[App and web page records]

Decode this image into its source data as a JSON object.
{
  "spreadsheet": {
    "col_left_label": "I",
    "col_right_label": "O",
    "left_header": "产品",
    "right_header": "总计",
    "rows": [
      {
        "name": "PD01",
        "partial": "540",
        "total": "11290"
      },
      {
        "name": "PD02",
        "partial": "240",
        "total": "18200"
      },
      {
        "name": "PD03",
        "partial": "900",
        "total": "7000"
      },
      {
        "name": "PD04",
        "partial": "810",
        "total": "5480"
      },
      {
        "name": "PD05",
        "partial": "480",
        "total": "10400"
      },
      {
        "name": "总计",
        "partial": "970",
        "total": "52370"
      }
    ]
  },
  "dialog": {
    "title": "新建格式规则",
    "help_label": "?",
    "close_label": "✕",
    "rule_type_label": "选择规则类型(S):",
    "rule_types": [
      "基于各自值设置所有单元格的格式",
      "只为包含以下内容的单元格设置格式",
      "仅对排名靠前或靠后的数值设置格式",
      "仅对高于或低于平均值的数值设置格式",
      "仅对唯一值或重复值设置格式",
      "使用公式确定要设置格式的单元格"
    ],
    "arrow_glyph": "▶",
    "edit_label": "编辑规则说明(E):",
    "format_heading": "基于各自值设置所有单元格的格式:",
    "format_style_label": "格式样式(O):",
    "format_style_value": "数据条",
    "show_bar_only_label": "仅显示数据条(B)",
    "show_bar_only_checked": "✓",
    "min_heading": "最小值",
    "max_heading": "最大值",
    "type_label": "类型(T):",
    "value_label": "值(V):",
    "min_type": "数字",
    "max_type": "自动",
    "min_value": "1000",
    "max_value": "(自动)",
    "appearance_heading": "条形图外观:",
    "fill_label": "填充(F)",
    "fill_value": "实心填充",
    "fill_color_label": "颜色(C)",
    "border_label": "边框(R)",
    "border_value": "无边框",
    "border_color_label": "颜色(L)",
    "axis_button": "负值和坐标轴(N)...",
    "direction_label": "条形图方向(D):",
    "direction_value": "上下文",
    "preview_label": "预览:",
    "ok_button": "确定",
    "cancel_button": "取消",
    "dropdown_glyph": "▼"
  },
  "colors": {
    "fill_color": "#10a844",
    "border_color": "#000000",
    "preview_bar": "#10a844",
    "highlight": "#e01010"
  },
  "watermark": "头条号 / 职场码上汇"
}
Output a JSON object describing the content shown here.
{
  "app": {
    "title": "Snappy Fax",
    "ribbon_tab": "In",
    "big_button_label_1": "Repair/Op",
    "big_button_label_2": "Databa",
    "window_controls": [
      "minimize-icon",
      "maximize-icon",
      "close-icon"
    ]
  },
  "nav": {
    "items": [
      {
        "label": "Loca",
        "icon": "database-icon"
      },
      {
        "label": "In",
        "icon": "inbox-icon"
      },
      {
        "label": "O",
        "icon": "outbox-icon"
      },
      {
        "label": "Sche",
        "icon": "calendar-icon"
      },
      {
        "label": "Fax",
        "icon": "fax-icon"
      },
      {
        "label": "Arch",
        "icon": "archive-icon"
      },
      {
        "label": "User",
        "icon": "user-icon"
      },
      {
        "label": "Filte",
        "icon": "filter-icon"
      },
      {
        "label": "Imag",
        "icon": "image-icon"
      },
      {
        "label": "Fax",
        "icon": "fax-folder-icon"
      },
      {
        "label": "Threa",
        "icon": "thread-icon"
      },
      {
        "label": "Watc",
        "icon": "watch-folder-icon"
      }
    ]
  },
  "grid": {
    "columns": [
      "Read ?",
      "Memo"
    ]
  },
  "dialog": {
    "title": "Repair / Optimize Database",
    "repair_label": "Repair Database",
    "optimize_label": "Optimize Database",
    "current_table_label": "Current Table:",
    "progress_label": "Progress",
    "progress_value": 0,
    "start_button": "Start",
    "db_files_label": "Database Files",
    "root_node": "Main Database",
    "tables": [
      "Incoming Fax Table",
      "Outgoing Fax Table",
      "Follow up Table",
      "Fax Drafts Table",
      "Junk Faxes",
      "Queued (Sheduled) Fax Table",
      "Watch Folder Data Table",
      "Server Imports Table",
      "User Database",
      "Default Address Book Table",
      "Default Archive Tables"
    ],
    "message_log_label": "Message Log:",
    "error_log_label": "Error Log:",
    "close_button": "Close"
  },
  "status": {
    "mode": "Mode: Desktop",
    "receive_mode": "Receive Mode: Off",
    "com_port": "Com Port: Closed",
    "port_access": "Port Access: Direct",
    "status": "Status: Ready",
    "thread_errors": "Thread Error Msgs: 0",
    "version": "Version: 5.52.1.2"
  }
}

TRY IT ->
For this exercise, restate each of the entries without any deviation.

EXERCISE OUTPUT ->
Decode this image into its source data as a JSON object.
{
  "spreadsheet": {
    "col_left_label": "I",
    "col_right_label": "O",
    "left_header": "产品",
    "right_header": "总计",
    "rows": [
      {
        "name": "PD01",
        "partial": "540",
        "total": "11290"
      },
      {
        "name": "PD02",
        "partial": "240",
        "total": "18200"
      },
      {
        "name": "PD03",
        "partial": "900",
        "total": "7000"
      },
      {
        "name": "PD04",
        "partial": "810",
        "total": "5480"
      },
      {
        "name": "PD05",
        "partial": "480",
        "total": "10400"
      },
      {
        "name": "总计",
        "partial": "970",
        "total": "52370"
      }
    ]
  },
  "dialog": {
    "title": "新建格式规则",
    "help_label": "?",
    "close_label": "✕",
    "rule_type_label": "选择规则类型(S):",
    "rule_types": [
      "基于各自值设置所有单元格的格式",
      "只为包含以下内容的单元格设置格式",
      "仅对排名靠前或靠后的数值设置格式",
      "仅对高于或低于平均值的数值设置格式",
      "仅对唯一值或重复值设置格式",
      "使用公式确定要设置格式的单元格"
    ],
    "arrow_glyph": "▶",
    "edit_label": "编辑规则说明(E):",
    "format_heading": "基于各自值设置所有单元格的格式:",
    "format_style_label": "格式样式(O):",
    "format_style_value": "数据条",
    "show_bar_only_label": "仅显示数据条(B)",
    "show_bar_only_checked": "✓",
    "min_heading": "最小值",
    "max_heading": "最大值",
    "type_label": "类型(T):",
    "value_label": "值(V):",
    "min_type": "数字",
    "max_type": "自动",
    "min_value": "1000",
    "max_value": "(自动)",
    "appearance_heading": "条形图外观:",
    "fill_label": "填充(F)",
    "fill_value": "实心填充",
    "fill_color_label": "颜色(C)",
    "border_label": "边框(R)",
    "border_value": "无边框",
    "border_color_label": "颜色(L)",
    "axis_button": "负值和坐标轴(N)...",
    "direction_label": "条形图方向(D):",
    "direction_value": "上下文",
    "preview_label": "预览:",
    "ok_button": "确定",
    "cancel_button": "取消",
    "dropdown_glyph": "▼"
  },
  "colors": {
    "fill_color": "#10a844",
    "border_color": "#000000",
    "preview_bar": "#10a844",
    "highlight": "#e01010"
  },
  "watermark": "头条号 / 职场码上汇"
}
Output a JSON object describing the content shown here.
{
  "app": {
    "title": "Snappy Fax",
    "ribbon_tab": "In",
    "big_button_label_1": "Repair/Op",
    "big_button_label_2": "Databa",
    "window_controls": [
      "minimize-icon",
      "maximize-icon",
      "close-icon"
    ]
  },
  "nav": {
    "items": [
      {
        "label": "Loca",
        "icon": "database-icon"
      },
      {
        "label": "In",
        "icon": "inbox-icon"
      },
      {
        "label": "O",
        "icon": "outbox-icon"
      },
      {
        "label": "Sche",
        "icon": "calendar-icon"
      },
      {
        "label": "Fax",
        "icon": "fax-icon"
      },
      {
        "label": "Arch",
        "icon": "archive-icon"
      },
      {
        "label": "User",
        "icon": "user-icon"
      },
      {
        "label": "Filte",
        "icon": "filter-icon"
      },
      {
        "label": "Imag",
        "icon": "image-icon"
      },
      {
        "label": "Fax",
        "icon": "fax-folder-icon"
      },
      {
        "label": "Threa",
        "icon": "thread-icon"
      },
      {
        "label": "Watc",
        "icon": "watch-folder-icon"
      }
    ]
  },
  "grid": {
    "columns": [
      "Read ?",
      "Memo"
    ]
  },
  "dialog": {
    "title": "Repair / Optimize Database",
    "repair_label": "Repair Database",
    "optimize_label": "Optimize Database",
    "current_table_label": "Current Table:",
    "progress_label": "Progress",
    "progress_value": 0,
    "start_button": "Start",
    "db_files_label": "Database Files",
    "root_node": "Main Database",
    "tables": [
      "Incoming Fax Table",
      "Outgoing Fax Table",
      "Follow up Table",
      "Fax Drafts Table",
      "Junk Faxes",
      "Queued (Sheduled) Fax Table",
      "Watch Folder Data Table",
      "Server Imports Table",
      "User Database",
      "Default Address Book Table",
      "Default Archive Tables"
    ],
    "message_log_label": "Message Log:",
    "error_log_label": "Error Log:",
    "close_button": "Close"
  },
  "status": {
    "mode": "Mode: Desktop",
    "receive_mode": "Receive Mode: Off",
    "com_port": "Com Port: Closed",
    "port_access": "Port Access: Direct",
    "status": "Status: Ready",
    "thread_errors": "Thread Error Msgs: 0",
    "version": "Version: 5.52.1.2"
  }
}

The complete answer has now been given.